▶ Component data from apps and pages
⟨
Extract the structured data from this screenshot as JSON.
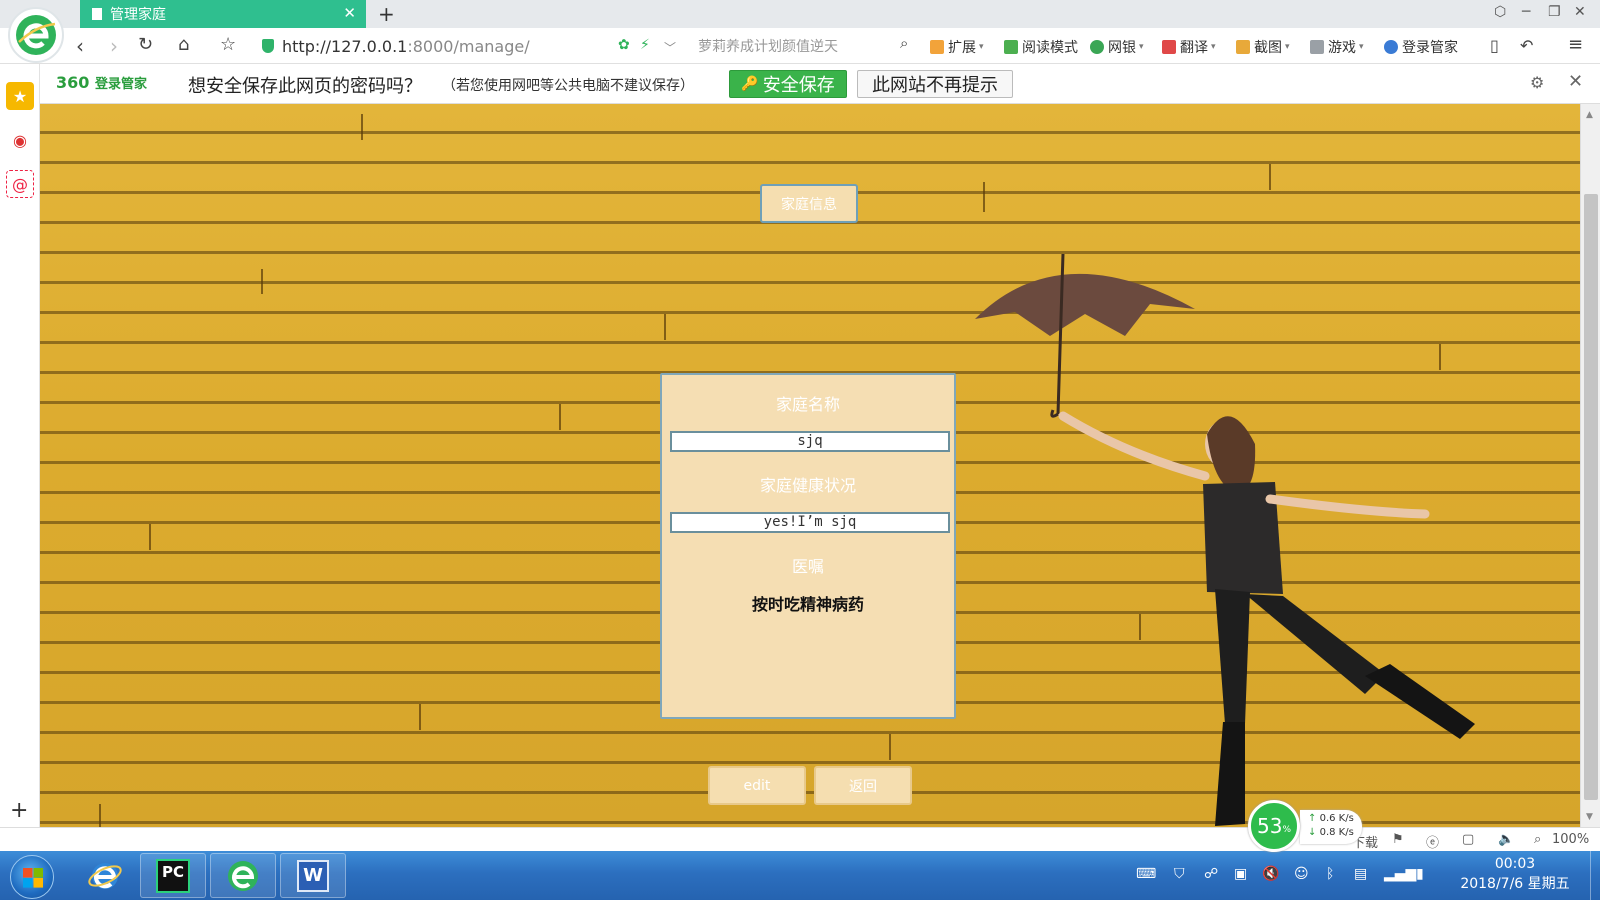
{
  "browser": {
    "tab_title": "管理家庭",
    "tab_close": "✕",
    "new_tab": "+",
    "url_host": "http://127.0.0.1",
    "url_rest": ":8000/manage/",
    "search_placeholder": "萝莉养成计划颜值逆天",
    "toolbar_items": {
      "extensions": "扩展",
      "reading_mode": "阅读模式",
      "netbank": "网银",
      "translate": "翻译",
      "screenshot": "截图",
      "games": "游戏",
      "login_manager": "登录管家"
    },
    "zoom": "100%",
    "download": "下载"
  },
  "password_bar": {
    "brand": "360",
    "brand_sub": "登录管家",
    "question": "想安全保存此网页的密码吗？",
    "note": "（若您使用网吧等公共电脑不建议保存）",
    "save_label": "安全保存",
    "never_label": "此网站不再提示"
  },
  "page": {
    "family_info_button": "家庭信息",
    "family_name_label": "家庭名称",
    "family_name_value": "sjq",
    "health_label": "家庭健康状况",
    "health_value": "yes!I’m sjq",
    "advice_label": "医嘱",
    "advice_text": "按时吃精神病药",
    "edit_button": "edit",
    "back_button": "返回"
  },
  "network": {
    "percent": "53",
    "percent_unit": "%",
    "up": "0.6 K/s",
    "down": "0.8 K/s"
  },
  "taskbar": {
    "time": "00:03",
    "date": "2018/7/6 星期五",
    "pycharm_label": "PC"
  },
  "colors": {
    "tab_active": "#2fbf8f",
    "save_green": "#3ab34a",
    "card_bg": "#f5deb3",
    "wall_yellow": "#e0b035"
  }
}
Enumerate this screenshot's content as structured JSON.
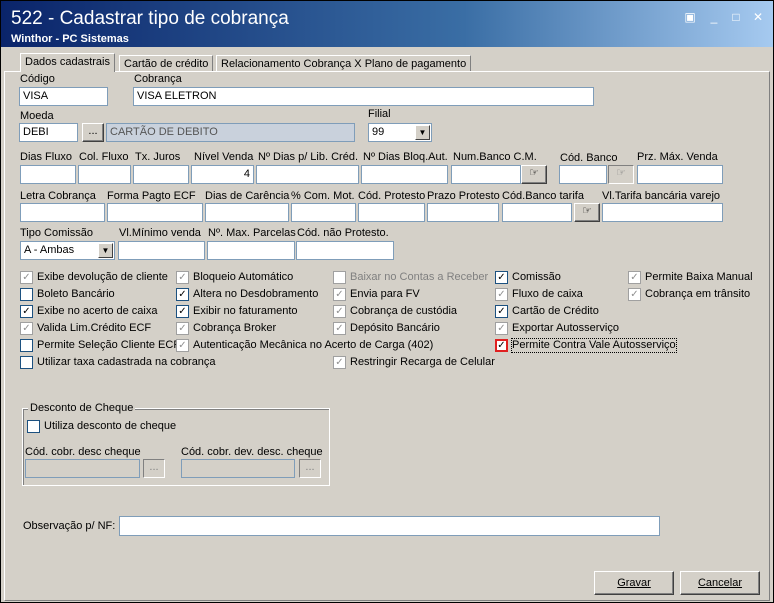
{
  "window": {
    "title": "522 - Cadastrar tipo de cobrança",
    "subtitle": "Winthor - PC Sistemas",
    "controls": [
      "▣",
      "_",
      "□",
      "✕"
    ]
  },
  "tabs": [
    {
      "label": "Dados cadastrais"
    },
    {
      "label": "Cartão de crédito"
    },
    {
      "label": "Relacionamento Cobrança X Plano de pagamento"
    }
  ],
  "fields": {
    "codigo_label": "Código",
    "codigo_value": "VISA",
    "cobranca_label": "Cobrança",
    "cobranca_value": "VISA ELETRON",
    "moeda_label": "Moeda",
    "moeda_value": "DEBI",
    "moeda_desc": "CARTÃO DE DEBITO",
    "filial_label": "Filial",
    "filial_value": "99",
    "lookup_button": "..."
  },
  "row1": {
    "dias_fluxo": "Dias Fluxo",
    "col_fluxo": "Col. Fluxo",
    "tx_juros": "Tx. Juros",
    "nivel_venda": "Nível Venda",
    "nivel_venda_value": "4",
    "dias_lib_cred": "Nº Dias p/ Lib. Créd.",
    "dias_bloq_aut": "Nº Dias Bloq.Aut.",
    "num_banco_cm": "Num.Banco C.M.",
    "cod_banco": "Cód. Banco",
    "prz_max_venda": "Prz. Máx. Venda"
  },
  "row2": {
    "letra_cobranca": "Letra Cobrança",
    "forma_pagto_ecf": "Forma Pagto ECF",
    "dias_carencia": "Dias de Carência",
    "com_mot": "% Com. Mot.",
    "cod_protesto": "Cód. Protesto",
    "prazo_protesto": "Prazo Protesto",
    "cod_banco_tarifa": "Cód.Banco tarifa",
    "vl_tarifa": "Vl.Tarifa bancária varejo"
  },
  "row3": {
    "tipo_comissao": "Tipo Comissão",
    "tipo_comissao_value": "A - Ambas",
    "vl_minimo_venda": "Vl.Mínimo venda",
    "max_parcelas": "Nº. Max. Parcelas",
    "cod_nao_protesto": "Cód. não  Protesto."
  },
  "checkboxes": {
    "col1": [
      {
        "label": "Exibe devolução de cliente",
        "checked": true,
        "disabled": true
      },
      {
        "label": "Boleto Bancário",
        "checked": false,
        "disabled": false
      },
      {
        "label": "Exibe no acerto de caixa",
        "checked": true,
        "disabled": false
      },
      {
        "label": "Valida Lim.Crédito ECF",
        "checked": true,
        "disabled": true
      },
      {
        "label": "Permite Seleção Cliente ECF",
        "checked": false,
        "disabled": false
      },
      {
        "label": "Utilizar taxa cadastrada na cobrança",
        "checked": false,
        "disabled": false
      }
    ],
    "col2": [
      {
        "label": "Bloqueio Automático",
        "checked": true,
        "disabled": true
      },
      {
        "label": "Altera no Desdobramento",
        "checked": true,
        "disabled": false
      },
      {
        "label": "Exibir no faturamento",
        "checked": true,
        "disabled": false
      },
      {
        "label": "Cobrança Broker",
        "checked": true,
        "disabled": true
      },
      {
        "label": "Autenticação Mecânica no Acerto de Carga (402)",
        "checked": true,
        "disabled": true
      }
    ],
    "col3": [
      {
        "label": "Baixar no Contas a Receber",
        "checked": false,
        "disabled": true
      },
      {
        "label": "Envia para FV",
        "checked": true,
        "disabled": true
      },
      {
        "label": "Cobrança de custódia",
        "checked": true,
        "disabled": true
      },
      {
        "label": "Depósito Bancário",
        "checked": true,
        "disabled": true
      },
      {
        "label": "Restringir Recarga de Celular",
        "checked": true,
        "disabled": true
      }
    ],
    "col4": [
      {
        "label": "Comissão",
        "checked": true,
        "disabled": false
      },
      {
        "label": "Fluxo de caixa",
        "checked": true,
        "disabled": true
      },
      {
        "label": "Cartão de Crédito",
        "checked": true,
        "disabled": false
      },
      {
        "label": "Exportar Autosserviço",
        "checked": true,
        "disabled": true
      },
      {
        "label": "Permite Contra Vale Autosserviço",
        "checked": true,
        "disabled": false,
        "highlight": true
      }
    ],
    "col5": [
      {
        "label": "Permite Baixa Manual",
        "checked": true,
        "disabled": true
      },
      {
        "label": "Cobrança em trânsito",
        "checked": true,
        "disabled": true
      }
    ]
  },
  "desconto": {
    "group_title": "Desconto de Cheque",
    "utiliza_label": "Utiliza desconto de cheque",
    "cod_cobr_desc": "Cód. cobr. desc cheque",
    "cod_cobr_dev": "Cód. cobr. dev. desc. cheque"
  },
  "observacao_label": "Observação p/ NF:",
  "buttons": {
    "gravar": "Gravar",
    "cancelar": "Cancelar"
  },
  "colors": {
    "title_start": "#0a246a",
    "title_end": "#a6caf0",
    "face": "#d4d0c8",
    "highlight_border": "#e02020"
  }
}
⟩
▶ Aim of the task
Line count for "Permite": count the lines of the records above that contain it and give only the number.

▶ Reply
3